When an excess IRA contribution (Roth recharacterization) is removed, not only does the excess contribution (or conversion) amount itself need to be removed, but also any income that was generated by that contribution while it was in that account. If an IRA decreased in value while it contained an excess contribution, the loss that can be attributed to the excess contribution does not need to be removed from the account.

How do I calculate NIA? Show
Generally, individuals determine NIA by allocating to the contribution a pro rata portion of the net income (or loss) on the assets in the IRA during the period the IRA held the contribution. A negative NIA is permitted under this calculation for removal of excess contributions or recharacterizations.

The formula for calculating NIA is shown below:

If you would like to estimate the NIA for your IRA contribution, please click on the link below and complete the Net Attributable Form as accurately as possible.

The IRS provides the formula for calculating NIA in Treasury Regulation (Treas. Reg.) 1.408-11 (26 CFR 1.408-11)


Clarifications to NIA Method

In addition to considering transfers and recharacterizations in the NIA formula, the regulations make other clarifications as follows.

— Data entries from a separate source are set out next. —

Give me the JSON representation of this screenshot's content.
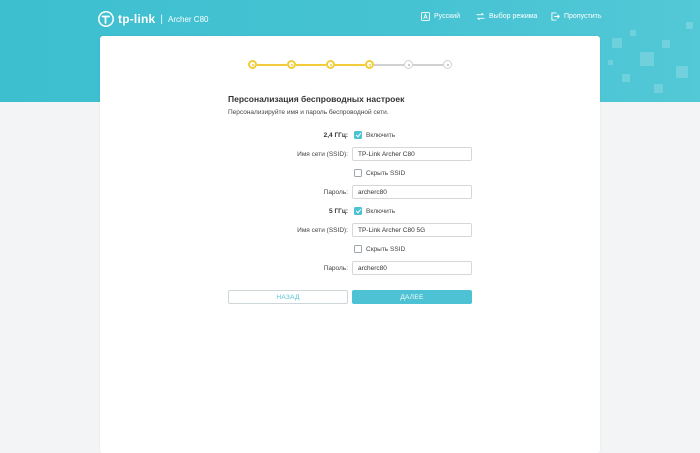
{
  "header": {
    "brand": "tp-link",
    "separator": "|",
    "model": "Archer C80",
    "nav": [
      {
        "label": "Русский",
        "icon": "language-icon"
      },
      {
        "label": "Выбор режима",
        "icon": "mode-switch-icon"
      },
      {
        "label": "Пропустить",
        "icon": "skip-icon"
      }
    ]
  },
  "stepper": {
    "total_steps": 6,
    "completed_steps": 4,
    "active_color": "#f2cc3b",
    "inactive_color": "#d0d0d0"
  },
  "form": {
    "title": "Персонализация беспроводных настроек",
    "subtitle": "Персонализируйте имя и пароль беспроводной сети.",
    "band_24": {
      "label": "2,4 ГГц:",
      "enable_label": "Включить",
      "enabled": true,
      "ssid_label": "Имя сети (SSID):",
      "ssid_value": "TP-Link Archer C80",
      "hide_ssid_label": "Скрыть SSID",
      "hide_ssid": false,
      "password_label": "Пароль:",
      "password_value": "archerc80"
    },
    "band_5": {
      "label": "5 ГГц:",
      "enable_label": "Включить",
      "enabled": true,
      "ssid_label": "Имя сети (SSID):",
      "ssid_value": "TP-Link Archer C80 5G",
      "hide_ssid_label": "Скрыть SSID",
      "hide_ssid": false,
      "password_label": "Пароль:",
      "password_value": "archerc80"
    },
    "back_label": "НАЗАД",
    "next_label": "ДАЛЕЕ"
  },
  "colors": {
    "accent": "#4dc2d4",
    "header_band": "#46c3d3",
    "page_background": "#f2f4f5"
  }
}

  • If an IRA is not valued on a daily basis, the fair market value at the beginning of the computation period is deemed to be the most recent, regularly determined, fair market value of the asset.
  • If an individual owns more than one IRA, the NIA calculation is performed on the IRA containing the excess contribution being returned, and the distribution must be made from that IRA.
  • If an IRA has received more than one regular contribution for a particular tax year, the last regular contribution (not transfer or rollover) made to the IRA is deemed to be the contribution that is distributed, and a single computation period applies.
  • In the case of a recharacterization of a contribution(s) where multiple contributions have been made, the IRA owner can choose (by date and by dollar amount, but not by specific assets) which contribution or portion thereof is to be recharacterized. If recharacterizing multiple contributions that were consecutive contributions in a series, only one NIA calculation is required using a computation period based on the first contribution in the series. If recharacterizing more than one contribution that is not part of a consecutive series, separate NIA calculations must be made on each.
  • NIA is based on the overall dollar value of the IRA, not on the return of specific assets.

For further questions on Net Income Attributable, please contact a Shareholder Services Representative at 800-422-1050, Monday through Friday between the hours of 8:00 a.m. and 6:00 p.m. Eastern time.